Task description: Pick out all lines of the entries that include the word "true" and copy them.

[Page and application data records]
──────

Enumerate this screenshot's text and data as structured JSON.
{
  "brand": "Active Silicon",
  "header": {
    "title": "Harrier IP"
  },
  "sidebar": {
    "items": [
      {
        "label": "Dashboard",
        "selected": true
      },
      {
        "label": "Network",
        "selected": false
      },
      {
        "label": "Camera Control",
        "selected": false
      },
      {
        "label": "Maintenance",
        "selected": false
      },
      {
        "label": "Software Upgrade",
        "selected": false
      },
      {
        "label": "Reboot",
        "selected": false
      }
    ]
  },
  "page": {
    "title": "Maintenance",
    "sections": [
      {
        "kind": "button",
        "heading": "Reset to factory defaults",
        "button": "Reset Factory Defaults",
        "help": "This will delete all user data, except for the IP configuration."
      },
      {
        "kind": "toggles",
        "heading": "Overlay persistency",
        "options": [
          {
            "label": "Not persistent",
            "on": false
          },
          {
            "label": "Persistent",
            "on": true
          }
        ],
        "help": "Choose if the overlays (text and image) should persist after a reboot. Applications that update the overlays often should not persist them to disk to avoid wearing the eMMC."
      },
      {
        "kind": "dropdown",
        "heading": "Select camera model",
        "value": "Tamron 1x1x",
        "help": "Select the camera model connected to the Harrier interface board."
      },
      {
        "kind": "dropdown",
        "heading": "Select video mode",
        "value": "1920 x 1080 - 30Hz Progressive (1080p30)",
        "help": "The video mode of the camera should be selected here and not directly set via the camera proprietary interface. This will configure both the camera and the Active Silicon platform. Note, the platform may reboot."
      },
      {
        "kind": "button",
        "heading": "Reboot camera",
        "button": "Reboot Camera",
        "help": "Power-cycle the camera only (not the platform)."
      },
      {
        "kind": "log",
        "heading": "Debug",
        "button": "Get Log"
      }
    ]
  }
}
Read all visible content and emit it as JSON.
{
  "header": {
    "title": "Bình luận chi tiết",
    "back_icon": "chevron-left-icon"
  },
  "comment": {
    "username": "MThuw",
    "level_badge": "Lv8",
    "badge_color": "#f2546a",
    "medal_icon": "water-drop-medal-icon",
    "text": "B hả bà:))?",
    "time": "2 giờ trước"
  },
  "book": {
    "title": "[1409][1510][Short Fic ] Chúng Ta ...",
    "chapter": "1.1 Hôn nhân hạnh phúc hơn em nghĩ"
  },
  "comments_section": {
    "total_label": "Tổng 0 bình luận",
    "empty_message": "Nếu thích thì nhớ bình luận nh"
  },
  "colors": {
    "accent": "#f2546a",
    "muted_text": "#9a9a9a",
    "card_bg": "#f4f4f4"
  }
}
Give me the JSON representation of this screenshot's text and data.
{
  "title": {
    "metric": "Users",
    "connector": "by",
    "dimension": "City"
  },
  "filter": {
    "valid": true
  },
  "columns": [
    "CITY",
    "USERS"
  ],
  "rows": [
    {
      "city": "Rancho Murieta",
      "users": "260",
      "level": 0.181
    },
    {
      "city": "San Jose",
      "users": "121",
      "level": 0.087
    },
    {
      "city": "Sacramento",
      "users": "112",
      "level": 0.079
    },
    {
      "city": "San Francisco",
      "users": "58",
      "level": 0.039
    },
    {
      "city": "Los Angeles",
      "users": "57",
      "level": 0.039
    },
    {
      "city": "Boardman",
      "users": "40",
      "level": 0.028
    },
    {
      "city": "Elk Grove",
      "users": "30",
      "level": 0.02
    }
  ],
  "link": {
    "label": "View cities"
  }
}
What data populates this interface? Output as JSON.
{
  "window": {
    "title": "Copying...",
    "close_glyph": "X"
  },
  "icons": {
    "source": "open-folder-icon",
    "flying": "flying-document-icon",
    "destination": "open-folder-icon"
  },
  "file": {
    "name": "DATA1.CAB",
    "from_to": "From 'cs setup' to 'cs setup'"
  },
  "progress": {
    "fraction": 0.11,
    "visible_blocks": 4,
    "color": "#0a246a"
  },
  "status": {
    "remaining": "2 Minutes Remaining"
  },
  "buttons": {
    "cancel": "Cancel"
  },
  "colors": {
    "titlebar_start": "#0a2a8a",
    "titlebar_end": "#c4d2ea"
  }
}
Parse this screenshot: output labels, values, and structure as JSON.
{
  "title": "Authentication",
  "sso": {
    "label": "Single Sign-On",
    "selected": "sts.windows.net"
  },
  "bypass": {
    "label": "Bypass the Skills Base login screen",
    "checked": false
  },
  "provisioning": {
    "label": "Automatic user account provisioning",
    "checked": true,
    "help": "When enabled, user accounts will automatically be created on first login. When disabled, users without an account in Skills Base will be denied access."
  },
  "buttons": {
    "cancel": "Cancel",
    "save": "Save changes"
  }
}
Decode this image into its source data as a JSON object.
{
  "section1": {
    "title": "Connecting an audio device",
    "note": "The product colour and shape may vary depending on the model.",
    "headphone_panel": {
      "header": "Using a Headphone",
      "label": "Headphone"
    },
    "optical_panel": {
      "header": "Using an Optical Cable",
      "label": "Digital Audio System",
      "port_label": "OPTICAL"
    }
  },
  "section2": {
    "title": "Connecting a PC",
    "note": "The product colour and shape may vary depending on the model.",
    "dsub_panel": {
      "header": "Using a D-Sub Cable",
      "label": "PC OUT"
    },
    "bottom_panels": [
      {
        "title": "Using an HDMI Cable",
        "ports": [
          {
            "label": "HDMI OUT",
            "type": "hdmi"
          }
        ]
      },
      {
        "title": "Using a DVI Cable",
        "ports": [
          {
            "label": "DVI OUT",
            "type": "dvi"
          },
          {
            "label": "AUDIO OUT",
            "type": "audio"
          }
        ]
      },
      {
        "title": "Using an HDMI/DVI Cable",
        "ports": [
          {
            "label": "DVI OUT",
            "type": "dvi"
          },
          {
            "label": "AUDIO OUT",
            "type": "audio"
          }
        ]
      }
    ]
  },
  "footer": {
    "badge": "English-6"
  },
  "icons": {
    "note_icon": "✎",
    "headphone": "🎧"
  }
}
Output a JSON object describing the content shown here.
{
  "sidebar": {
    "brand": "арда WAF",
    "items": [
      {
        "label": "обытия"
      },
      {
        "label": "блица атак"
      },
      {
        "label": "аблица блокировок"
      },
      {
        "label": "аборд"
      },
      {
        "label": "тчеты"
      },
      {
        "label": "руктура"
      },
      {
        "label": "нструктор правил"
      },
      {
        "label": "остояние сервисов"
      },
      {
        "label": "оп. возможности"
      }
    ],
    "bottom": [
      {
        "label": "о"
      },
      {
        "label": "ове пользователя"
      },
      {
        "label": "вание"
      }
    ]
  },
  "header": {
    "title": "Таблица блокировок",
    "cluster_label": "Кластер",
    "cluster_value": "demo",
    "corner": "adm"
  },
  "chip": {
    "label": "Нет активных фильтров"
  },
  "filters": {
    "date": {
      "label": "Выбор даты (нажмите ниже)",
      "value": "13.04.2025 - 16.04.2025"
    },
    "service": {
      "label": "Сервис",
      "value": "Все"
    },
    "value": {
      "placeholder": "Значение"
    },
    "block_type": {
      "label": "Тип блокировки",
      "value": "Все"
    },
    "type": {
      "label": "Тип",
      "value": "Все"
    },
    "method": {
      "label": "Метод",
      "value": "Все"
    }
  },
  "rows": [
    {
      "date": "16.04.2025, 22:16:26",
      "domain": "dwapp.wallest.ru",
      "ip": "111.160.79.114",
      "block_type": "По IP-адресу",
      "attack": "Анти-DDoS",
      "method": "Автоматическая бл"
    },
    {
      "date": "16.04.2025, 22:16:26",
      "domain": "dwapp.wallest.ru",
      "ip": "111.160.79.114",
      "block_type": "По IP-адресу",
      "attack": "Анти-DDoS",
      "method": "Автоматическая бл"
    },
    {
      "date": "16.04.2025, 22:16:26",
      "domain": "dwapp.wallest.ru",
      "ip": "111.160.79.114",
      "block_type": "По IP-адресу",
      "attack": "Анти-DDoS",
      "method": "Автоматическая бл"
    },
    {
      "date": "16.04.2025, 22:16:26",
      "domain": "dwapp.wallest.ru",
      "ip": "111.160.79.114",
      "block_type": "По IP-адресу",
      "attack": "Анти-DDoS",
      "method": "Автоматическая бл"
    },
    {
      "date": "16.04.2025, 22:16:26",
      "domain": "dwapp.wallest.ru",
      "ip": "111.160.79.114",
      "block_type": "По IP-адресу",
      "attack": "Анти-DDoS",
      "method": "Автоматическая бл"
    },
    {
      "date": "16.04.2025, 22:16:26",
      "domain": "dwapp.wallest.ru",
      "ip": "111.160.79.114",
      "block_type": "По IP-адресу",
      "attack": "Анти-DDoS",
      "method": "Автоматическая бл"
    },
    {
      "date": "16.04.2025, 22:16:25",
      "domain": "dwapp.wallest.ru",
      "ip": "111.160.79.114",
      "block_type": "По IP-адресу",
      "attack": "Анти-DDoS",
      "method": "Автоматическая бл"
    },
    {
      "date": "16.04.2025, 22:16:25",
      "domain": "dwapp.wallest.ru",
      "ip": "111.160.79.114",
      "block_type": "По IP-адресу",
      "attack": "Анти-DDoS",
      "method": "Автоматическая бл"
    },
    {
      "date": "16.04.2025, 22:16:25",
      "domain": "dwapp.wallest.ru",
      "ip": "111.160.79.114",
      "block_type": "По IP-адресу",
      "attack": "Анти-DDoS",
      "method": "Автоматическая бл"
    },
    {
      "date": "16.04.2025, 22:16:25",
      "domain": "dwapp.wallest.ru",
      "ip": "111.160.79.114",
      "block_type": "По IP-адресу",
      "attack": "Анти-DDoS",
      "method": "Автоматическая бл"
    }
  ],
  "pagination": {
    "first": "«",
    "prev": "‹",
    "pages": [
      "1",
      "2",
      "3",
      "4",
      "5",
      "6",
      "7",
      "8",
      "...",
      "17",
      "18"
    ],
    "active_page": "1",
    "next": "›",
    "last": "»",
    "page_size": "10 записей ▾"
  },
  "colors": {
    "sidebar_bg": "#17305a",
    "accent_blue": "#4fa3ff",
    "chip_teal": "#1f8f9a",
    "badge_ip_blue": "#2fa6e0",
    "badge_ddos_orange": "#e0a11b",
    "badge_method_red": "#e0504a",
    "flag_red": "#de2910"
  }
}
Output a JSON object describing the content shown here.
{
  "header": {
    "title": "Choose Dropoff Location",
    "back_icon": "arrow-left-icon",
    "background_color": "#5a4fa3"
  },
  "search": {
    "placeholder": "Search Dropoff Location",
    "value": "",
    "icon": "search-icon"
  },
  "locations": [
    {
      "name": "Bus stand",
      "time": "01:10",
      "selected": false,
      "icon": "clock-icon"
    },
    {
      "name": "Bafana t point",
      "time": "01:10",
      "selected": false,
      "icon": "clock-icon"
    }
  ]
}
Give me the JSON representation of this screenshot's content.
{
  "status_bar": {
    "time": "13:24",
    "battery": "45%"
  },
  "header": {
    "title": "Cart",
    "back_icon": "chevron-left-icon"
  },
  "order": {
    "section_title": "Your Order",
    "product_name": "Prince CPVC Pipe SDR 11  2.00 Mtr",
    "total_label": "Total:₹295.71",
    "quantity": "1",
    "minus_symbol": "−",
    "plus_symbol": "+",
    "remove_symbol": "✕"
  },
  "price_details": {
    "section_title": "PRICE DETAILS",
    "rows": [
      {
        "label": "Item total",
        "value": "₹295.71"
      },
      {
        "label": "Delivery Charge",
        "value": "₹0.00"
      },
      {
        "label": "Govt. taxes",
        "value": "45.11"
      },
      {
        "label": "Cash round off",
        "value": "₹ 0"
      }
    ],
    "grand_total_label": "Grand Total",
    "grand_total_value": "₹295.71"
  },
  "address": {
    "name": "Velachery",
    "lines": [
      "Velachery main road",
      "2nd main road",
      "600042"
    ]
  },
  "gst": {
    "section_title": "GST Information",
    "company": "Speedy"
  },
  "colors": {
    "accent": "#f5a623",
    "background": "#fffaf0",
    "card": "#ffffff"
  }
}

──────

Output below:
        "selected": true
            "on": true
    "valid": true
    "checked": true,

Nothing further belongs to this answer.